By Katherine Bielawa Stamper
The index card is yellowed and slightly tattered. It sits in the top drawer of my oak bureau, tucked in among stockings and socks. The ink has faded yet I can still read my cursive script from 15 years ago.
When my daughter was 3 and just entering preschool, my sister loaned me a book about the 40 Developmental Assets. This common sense, research–based framework, released by the Search Institute in 1990, identified a catalogue of skills, experiences, relationships and behaviors that support young people in becoming successful, productive members of society. The ideas resonated with me as the parent of a toddler. I put pen to paper, writing each of the 40 Assets on the note card reasoning that, if it was in my sock drawer, I’d see it most every day as I rummaged through in search of a pair to wear.
I am skeptical of fads and expensive “solutions” to the very important job of parenting. Research–based meant that the Assets approach was studied, tested and demonstrated to be an effective strategy for raising children more likely to make positive choices.
My older sisters and I would joke that sometimes it’s time for “1–800 Call Chris.” When our children’s behavior perplexed and befuddled, we’d call our younger sister for advice. She became a school psychologist after teaching special education for a decade in public and private schools. Positive behavioral intervention is her stock and trade. So, when my little sis recommended a book about the 40 Developmental Assets, I read it. Actually, I embraced it.
All children face challenges. The Assets approach supports the notion that, although we can’t protect children from all adversity, we can expose them to people and experiences that promote resilience and positive behavior.
Think of the person—most likely a friend—who offers your child their first can of beer or joint or something else. What of the boyfriend or girlfriend who practices manipulation and/or intimidation? Will your child be strong enough to stand his or her ground or walk away? What of protracted or sudden loss and grieving? Will your child have the resilience to “bounce back” and move forward?
The 40 Developmental Assets approach cites 20 “external” assets looking at support, empowerment, boundaries and constructive use of time. Having positive, caring adults in your life—in addition to (or in lieu of) your parents is beneficial. Choosing peers who model positive choices and involvement in constructive recreational activities further enhances resiliency.
“Internal assets” consider level of commitment to learning, embracing positive values, social competencies and positive identity. Striving to achieve academically, resisting illicit substances and delaying sexual activity have borne out in research as beneficial.
There is no magic formula for raising thoughtful, level–headed children. Those of us who are parents can use all the help and, frankly, wisdom we can get. Striving to bring positive people into children’s lives while encouraging them to engage in structured activities that feed their passions seems a good route for families to take.
I still reach out to my sister via “1–800 Call Chris.” That said, I’m heartened by that slip of paper in my sock drawer reminding me, “What asset do I hope to strengthen today?”
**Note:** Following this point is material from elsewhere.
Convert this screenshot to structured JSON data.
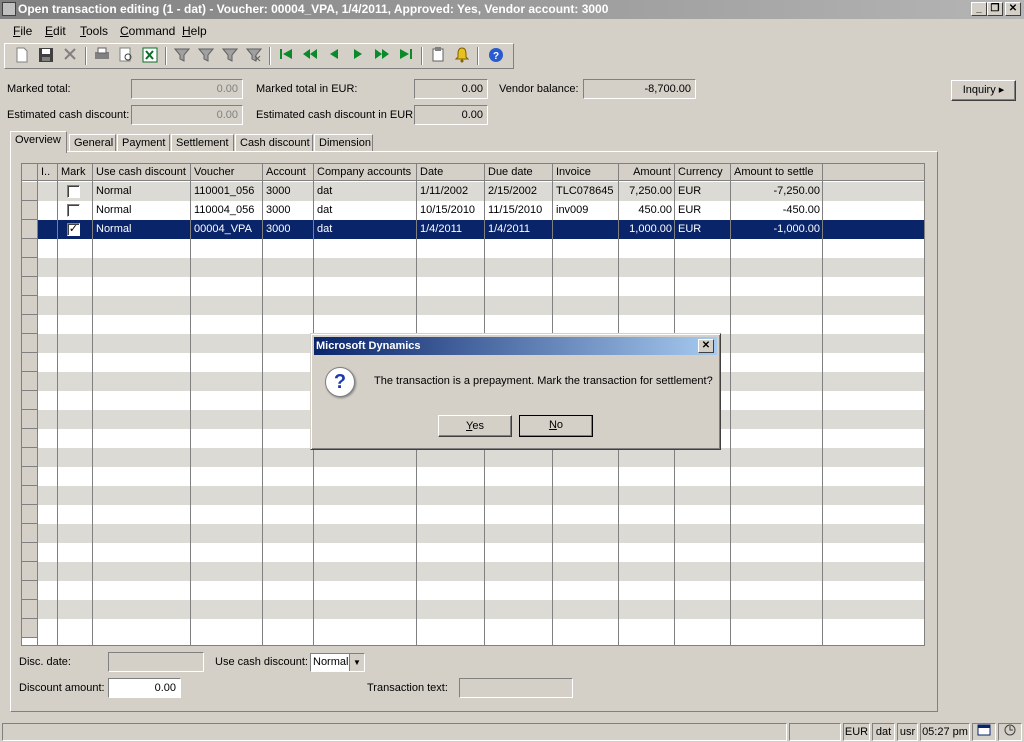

For more information, go to search–institute.org
Katherine Bielawa Stamper, a Williston resident, was a 2013 finalist for the Coolidge Prize for Journalism. Reader comments are welcome at Editor@willistonobserver.com or LittleDetailsCol@yahoo.com